**WORK TO BE COMPLETED:** If a line below contains the string "number", return that line.

(Records from a data collection)
---+---
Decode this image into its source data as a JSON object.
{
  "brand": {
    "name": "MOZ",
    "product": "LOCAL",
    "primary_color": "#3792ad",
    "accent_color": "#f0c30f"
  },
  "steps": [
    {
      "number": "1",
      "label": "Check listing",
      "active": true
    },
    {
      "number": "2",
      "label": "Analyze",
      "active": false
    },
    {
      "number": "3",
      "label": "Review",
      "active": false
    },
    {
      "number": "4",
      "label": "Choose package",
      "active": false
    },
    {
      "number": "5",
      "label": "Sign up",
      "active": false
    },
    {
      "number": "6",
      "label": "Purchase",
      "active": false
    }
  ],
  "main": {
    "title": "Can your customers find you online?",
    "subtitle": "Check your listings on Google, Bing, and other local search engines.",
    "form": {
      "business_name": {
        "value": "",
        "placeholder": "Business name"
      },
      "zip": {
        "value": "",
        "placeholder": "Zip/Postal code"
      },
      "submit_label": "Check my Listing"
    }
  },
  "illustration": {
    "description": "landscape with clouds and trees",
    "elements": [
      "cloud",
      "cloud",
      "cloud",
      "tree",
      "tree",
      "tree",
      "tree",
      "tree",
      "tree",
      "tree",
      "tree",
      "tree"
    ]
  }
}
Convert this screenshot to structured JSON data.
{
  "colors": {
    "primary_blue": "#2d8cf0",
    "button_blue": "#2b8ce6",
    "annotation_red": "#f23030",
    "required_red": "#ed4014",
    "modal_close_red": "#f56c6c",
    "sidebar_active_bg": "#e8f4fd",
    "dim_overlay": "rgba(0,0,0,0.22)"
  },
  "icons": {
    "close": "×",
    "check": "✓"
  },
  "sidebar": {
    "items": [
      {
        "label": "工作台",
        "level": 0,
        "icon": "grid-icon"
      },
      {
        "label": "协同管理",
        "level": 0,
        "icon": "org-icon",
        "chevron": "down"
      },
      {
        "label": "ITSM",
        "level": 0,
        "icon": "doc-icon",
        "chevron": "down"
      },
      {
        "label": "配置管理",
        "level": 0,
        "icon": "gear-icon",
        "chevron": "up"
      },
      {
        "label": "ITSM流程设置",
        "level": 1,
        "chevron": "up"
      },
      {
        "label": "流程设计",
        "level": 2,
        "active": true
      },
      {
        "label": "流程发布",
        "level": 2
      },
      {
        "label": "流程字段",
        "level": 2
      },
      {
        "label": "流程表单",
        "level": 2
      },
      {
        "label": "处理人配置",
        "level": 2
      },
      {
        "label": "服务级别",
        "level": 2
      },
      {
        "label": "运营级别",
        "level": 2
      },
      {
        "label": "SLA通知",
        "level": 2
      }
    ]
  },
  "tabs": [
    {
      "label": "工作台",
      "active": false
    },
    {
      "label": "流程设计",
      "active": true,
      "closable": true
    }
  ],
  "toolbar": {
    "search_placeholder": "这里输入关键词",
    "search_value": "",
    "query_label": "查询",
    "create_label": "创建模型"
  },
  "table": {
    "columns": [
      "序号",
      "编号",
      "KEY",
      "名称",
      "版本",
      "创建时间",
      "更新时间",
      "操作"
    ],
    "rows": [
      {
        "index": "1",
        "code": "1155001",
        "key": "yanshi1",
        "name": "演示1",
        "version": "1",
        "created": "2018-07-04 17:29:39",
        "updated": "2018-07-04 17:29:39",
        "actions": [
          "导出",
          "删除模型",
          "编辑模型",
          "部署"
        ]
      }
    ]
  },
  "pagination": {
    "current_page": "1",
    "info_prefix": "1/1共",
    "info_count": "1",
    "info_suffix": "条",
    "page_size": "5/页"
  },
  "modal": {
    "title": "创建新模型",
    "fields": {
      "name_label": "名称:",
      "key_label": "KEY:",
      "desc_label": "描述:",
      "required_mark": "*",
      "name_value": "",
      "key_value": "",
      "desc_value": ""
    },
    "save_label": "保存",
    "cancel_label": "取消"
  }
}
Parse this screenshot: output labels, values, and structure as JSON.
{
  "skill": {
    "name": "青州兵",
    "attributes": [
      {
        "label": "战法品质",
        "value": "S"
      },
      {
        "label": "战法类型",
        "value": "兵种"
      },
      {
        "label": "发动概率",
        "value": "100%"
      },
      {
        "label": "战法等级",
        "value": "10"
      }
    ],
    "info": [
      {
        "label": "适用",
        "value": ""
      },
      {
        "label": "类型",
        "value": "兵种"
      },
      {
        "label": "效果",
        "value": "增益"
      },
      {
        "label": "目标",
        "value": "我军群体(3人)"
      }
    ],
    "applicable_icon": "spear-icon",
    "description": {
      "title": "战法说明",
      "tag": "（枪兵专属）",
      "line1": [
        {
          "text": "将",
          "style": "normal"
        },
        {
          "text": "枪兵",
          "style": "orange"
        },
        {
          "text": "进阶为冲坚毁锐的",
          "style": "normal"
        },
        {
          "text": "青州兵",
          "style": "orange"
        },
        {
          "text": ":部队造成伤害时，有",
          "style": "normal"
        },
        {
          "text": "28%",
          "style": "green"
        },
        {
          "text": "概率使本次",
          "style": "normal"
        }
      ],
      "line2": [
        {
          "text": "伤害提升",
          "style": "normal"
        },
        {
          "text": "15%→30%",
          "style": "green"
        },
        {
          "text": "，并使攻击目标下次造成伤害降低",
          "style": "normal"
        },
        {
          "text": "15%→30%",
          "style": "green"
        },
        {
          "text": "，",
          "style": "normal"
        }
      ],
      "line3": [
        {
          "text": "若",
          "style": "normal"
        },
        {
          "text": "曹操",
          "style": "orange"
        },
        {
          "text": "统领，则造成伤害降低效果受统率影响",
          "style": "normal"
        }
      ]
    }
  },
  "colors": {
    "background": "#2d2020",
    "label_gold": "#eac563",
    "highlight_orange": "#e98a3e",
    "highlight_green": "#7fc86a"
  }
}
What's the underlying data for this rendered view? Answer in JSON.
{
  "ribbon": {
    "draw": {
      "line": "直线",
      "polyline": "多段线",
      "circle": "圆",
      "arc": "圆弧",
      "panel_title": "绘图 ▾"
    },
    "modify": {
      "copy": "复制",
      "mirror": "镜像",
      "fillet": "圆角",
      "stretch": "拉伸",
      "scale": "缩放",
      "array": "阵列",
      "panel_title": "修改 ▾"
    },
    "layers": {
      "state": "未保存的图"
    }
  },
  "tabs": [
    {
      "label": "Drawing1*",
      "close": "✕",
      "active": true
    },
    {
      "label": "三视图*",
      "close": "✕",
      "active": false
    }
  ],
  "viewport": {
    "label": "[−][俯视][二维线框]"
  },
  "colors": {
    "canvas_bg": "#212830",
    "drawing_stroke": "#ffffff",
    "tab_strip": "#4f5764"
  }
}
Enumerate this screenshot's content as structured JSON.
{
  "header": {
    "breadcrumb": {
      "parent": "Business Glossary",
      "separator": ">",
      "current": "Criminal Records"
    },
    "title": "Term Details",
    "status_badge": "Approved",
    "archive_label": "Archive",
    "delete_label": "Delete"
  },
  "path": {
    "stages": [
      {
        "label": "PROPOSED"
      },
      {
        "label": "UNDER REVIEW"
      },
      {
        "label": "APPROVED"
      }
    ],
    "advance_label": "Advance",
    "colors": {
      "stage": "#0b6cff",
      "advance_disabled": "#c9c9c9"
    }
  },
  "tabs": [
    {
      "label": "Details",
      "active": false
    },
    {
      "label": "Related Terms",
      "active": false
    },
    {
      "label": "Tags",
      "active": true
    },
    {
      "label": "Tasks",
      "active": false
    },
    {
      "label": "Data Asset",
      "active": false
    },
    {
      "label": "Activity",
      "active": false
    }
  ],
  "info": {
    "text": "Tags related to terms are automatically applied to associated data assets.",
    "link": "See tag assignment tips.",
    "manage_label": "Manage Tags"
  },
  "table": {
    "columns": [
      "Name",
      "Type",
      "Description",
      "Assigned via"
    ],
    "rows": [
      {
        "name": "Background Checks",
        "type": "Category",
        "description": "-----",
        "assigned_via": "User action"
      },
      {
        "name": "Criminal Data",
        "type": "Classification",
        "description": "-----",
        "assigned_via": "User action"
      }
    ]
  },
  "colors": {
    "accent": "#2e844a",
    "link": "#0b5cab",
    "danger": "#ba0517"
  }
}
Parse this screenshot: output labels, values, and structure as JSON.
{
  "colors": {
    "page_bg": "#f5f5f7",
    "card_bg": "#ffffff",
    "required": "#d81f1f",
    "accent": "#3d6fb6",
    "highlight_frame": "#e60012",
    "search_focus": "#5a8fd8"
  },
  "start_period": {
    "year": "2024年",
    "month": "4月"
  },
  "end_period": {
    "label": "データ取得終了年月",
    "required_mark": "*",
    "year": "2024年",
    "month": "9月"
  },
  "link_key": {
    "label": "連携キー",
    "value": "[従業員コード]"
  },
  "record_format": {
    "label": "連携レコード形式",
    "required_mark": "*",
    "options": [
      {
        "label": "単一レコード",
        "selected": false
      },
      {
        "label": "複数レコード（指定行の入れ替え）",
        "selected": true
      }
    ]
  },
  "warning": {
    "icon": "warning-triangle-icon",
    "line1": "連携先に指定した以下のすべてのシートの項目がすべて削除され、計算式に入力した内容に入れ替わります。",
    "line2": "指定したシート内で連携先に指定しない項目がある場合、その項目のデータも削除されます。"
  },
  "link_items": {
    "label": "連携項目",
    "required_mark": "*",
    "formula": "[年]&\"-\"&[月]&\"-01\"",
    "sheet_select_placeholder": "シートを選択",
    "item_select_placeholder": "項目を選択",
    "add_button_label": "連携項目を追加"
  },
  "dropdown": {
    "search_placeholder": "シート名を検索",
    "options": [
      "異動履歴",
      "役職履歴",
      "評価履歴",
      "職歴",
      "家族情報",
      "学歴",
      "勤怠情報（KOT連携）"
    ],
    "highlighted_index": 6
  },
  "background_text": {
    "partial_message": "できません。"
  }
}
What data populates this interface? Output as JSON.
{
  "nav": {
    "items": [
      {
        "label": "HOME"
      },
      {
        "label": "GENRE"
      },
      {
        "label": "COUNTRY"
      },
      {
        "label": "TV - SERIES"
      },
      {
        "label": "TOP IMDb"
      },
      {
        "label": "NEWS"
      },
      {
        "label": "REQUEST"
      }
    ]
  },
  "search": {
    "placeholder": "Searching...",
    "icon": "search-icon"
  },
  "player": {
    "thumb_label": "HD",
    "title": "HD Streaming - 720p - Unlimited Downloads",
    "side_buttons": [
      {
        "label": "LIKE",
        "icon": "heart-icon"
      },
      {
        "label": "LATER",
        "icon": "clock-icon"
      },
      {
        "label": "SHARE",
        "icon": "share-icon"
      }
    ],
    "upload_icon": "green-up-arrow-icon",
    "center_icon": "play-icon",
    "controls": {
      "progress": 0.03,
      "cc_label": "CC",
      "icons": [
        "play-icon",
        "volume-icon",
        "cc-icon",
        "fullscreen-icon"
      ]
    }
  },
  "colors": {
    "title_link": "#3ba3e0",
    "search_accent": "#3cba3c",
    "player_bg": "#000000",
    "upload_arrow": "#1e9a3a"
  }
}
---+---
**RESPONSE:**
      "number": "1",
      "number": "2",
      "number": "3",
      "number": "4",
      "number": "5",
      "number": "6",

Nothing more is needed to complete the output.